§ **Data to use**
Segment Open

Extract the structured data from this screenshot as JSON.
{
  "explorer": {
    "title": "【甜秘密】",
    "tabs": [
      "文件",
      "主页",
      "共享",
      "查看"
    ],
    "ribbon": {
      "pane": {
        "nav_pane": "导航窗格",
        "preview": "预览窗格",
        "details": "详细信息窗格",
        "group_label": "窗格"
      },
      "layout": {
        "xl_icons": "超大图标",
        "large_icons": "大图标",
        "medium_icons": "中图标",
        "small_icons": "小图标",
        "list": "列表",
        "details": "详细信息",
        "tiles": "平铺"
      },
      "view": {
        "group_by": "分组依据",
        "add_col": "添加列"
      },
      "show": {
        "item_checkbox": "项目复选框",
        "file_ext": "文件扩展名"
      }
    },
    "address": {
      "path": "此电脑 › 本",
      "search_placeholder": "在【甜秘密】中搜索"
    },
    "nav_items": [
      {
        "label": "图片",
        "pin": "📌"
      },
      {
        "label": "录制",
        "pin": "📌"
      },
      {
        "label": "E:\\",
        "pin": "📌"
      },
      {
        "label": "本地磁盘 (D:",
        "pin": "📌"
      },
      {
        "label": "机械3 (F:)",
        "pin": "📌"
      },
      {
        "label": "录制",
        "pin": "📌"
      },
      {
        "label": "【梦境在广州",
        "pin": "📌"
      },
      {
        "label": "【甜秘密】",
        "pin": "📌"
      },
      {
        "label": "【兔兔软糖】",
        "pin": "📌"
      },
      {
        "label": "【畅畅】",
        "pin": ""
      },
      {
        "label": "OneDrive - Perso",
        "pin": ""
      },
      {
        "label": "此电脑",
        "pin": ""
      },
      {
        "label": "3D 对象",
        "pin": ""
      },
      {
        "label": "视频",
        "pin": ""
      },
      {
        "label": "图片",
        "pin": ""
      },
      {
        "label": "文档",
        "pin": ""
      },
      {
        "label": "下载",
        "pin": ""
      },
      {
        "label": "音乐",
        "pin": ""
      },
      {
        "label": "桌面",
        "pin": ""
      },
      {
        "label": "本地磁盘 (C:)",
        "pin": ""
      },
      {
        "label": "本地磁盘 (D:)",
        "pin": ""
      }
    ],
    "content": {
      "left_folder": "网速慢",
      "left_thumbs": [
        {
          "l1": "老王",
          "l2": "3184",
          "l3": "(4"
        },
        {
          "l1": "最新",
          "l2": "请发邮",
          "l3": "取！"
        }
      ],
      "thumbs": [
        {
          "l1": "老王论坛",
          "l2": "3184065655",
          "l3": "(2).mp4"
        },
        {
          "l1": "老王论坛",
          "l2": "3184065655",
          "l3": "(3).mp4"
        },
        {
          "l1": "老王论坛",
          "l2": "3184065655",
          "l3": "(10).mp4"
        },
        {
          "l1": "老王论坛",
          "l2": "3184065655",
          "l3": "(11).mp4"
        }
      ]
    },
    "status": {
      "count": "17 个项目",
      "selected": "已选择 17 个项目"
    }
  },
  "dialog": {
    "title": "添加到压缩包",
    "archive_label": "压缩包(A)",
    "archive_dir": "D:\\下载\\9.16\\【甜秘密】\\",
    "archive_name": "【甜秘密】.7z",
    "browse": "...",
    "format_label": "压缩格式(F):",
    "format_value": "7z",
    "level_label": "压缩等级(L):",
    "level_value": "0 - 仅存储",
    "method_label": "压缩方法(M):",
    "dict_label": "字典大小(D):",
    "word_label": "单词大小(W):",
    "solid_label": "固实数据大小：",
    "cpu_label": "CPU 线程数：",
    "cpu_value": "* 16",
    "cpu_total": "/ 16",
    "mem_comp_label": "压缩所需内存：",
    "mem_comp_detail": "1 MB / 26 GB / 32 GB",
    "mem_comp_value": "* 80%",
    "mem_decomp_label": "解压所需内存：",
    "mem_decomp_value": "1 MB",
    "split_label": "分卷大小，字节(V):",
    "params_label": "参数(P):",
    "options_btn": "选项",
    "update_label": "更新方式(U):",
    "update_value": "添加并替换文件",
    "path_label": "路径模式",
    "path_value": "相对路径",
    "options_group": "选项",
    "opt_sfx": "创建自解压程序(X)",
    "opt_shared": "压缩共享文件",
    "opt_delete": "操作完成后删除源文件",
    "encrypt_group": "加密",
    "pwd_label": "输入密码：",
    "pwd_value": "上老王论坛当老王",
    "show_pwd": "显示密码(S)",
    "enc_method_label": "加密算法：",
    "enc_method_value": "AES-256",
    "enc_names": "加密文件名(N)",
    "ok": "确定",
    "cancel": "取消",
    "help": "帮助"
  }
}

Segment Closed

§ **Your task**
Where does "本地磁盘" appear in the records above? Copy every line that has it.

§ **Output below**
        "label": "本地磁盘 (D:",
        "label": "本地磁盘 (C:)",
        "label": "本地磁盘 (D:)",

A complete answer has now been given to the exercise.